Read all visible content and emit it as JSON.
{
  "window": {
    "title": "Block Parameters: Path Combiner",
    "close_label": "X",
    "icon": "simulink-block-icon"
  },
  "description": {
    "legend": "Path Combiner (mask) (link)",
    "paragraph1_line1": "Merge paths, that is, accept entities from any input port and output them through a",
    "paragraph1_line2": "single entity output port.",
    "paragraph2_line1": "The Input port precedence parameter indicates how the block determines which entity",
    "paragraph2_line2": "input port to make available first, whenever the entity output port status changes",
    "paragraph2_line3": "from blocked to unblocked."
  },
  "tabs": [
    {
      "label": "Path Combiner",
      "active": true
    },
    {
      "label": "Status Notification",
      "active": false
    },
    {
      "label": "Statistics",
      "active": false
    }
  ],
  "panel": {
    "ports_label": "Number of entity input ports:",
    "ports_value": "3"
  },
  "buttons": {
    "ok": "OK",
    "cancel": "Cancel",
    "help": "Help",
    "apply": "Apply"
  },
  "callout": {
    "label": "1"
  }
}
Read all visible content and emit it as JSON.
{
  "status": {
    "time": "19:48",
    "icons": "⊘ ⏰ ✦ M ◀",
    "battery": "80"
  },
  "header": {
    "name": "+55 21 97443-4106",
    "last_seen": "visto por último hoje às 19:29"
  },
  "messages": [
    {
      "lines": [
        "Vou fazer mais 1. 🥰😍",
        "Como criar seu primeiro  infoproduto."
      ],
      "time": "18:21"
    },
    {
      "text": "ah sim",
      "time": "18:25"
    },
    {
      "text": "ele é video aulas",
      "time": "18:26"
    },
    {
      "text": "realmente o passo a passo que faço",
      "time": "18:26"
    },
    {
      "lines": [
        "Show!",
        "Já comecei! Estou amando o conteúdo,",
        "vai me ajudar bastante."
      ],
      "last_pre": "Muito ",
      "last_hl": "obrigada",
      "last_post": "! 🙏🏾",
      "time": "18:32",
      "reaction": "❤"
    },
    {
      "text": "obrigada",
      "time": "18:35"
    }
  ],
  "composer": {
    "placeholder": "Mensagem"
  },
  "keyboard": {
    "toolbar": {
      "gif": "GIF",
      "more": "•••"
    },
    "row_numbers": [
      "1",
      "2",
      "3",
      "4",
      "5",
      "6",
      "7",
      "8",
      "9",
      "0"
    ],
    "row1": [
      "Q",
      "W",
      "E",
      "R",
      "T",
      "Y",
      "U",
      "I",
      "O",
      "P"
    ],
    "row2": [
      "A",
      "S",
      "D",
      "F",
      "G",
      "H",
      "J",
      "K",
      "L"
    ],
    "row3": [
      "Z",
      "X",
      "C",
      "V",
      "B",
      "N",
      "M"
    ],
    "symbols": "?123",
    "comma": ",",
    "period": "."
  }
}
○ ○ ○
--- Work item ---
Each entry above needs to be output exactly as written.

--- Completed exercise ---
Read all visible content and emit it as JSON.
{
  "window": {
    "title": "Block Parameters: Path Combiner",
    "close_label": "X",
    "icon": "simulink-block-icon"
  },
  "description": {
    "legend": "Path Combiner (mask) (link)",
    "paragraph1_line1": "Merge paths, that is, accept entities from any input port and output them through a",
    "paragraph1_line2": "single entity output port.",
    "paragraph2_line1": "The Input port precedence parameter indicates how the block determines which entity",
    "paragraph2_line2": "input port to make available first, whenever the entity output port status changes",
    "paragraph2_line3": "from blocked to unblocked."
  },
  "tabs": [
    {
      "label": "Path Combiner",
      "active": true
    },
    {
      "label": "Status Notification",
      "active": false
    },
    {
      "label": "Statistics",
      "active": false
    }
  ],
  "panel": {
    "ports_label": "Number of entity input ports:",
    "ports_value": "3"
  },
  "buttons": {
    "ok": "OK",
    "cancel": "Cancel",
    "help": "Help",
    "apply": "Apply"
  },
  "callout": {
    "label": "1"
  }
}
Read all visible content and emit it as JSON.
{
  "status": {
    "time": "19:48",
    "icons": "⊘ ⏰ ✦ M ◀",
    "battery": "80"
  },
  "header": {
    "name": "+55 21 97443-4106",
    "last_seen": "visto por último hoje às 19:29"
  },
  "messages": [
    {
      "lines": [
        "Vou fazer mais 1. 🥰😍",
        "Como criar seu primeiro  infoproduto."
      ],
      "time": "18:21"
    },
    {
      "text": "ah sim",
      "time": "18:25"
    },
    {
      "text": "ele é video aulas",
      "time": "18:26"
    },
    {
      "text": "realmente o passo a passo que faço",
      "time": "18:26"
    },
    {
      "lines": [
        "Show!",
        "Já comecei! Estou amando o conteúdo,",
        "vai me ajudar bastante."
      ],
      "last_pre": "Muito ",
      "last_hl": "obrigada",
      "last_post": "! 🙏🏾",
      "time": "18:32",
      "reaction": "❤"
    },
    {
      "text": "obrigada",
      "time": "18:35"
    }
  ],
  "composer": {
    "placeholder": "Mensagem"
  },
  "keyboard": {
    "toolbar": {
      "gif": "GIF",
      "more": "•••"
    },
    "row_numbers": [
      "1",
      "2",
      "3",
      "4",
      "5",
      "6",
      "7",
      "8",
      "9",
      "0"
    ],
    "row1": [
      "Q",
      "W",
      "E",
      "R",
      "T",
      "Y",
      "U",
      "I",
      "O",
      "P"
    ],
    "row2": [
      "A",
      "S",
      "D",
      "F",
      "G",
      "H",
      "J",
      "K",
      "L"
    ],
    "row3": [
      "Z",
      "X",
      "C",
      "V",
      "B",
      "N",
      "M"
    ],
    "symbols": "?123",
    "comma": ",",
    "period": "."
  }
}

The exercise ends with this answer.